There are many men and women out there whose hearts are going to be hardened and sometimes, there’s nothing anyone can do. Today I see more women hardening their hearts than men and the statistics support this notion–over 70% of divorces are filed by women, a fact rarely if ever discussed in the Church.
Marriage is sustained by faithfulness which is a posture and condition of the heart only made possible by the regeneration and sanctification of the Spirit, not a law, legal document, or anything else (unless you’re in a country where women have little or no rights). The reality is, a spouse can become dangerously abusive and one will have no choice but to divorce. While those situations are rare, every spouse fights and becomes emotionally abusive to some degree. But the Christian spouse is the one who overcomes evil with good. He or she believes in a sacrificial love that conquers all. A line will have to be drawn in terms of what constitutes hardness of heart and unacceptable abuse but the Christian sticks with it. It’s not putting up with hardness but taking a stand for the marriage and doing whatever it takes to save it. The world today wants men and women to divorce. They want them to commit adultery. They want us to believe that divorce and adultery can be ‘healthy’ things to do. These are lies, plain and simple.

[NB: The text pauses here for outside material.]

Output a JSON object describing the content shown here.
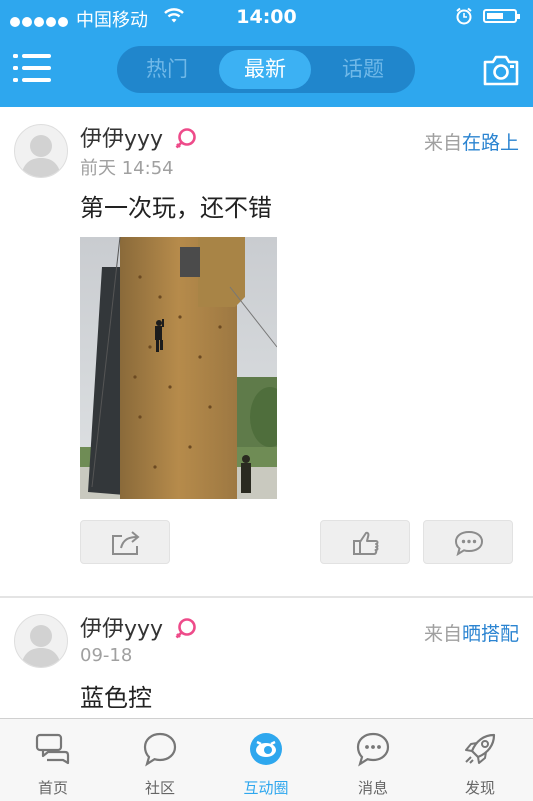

And as we have seen, remarriage after divorce is not always adultery. Marriage is not indissoluble. God is for us, not against us. Jesus taught spouses to make every effort to seek the divine ideal for marriage. Paul’s additional teachings on divorce affirm that Jesus in no way did he condemn those who are divorced by hardened spouses or those forced to escape an abusive marriage to a life of celibacy. That definitely does not sound like setting captives free.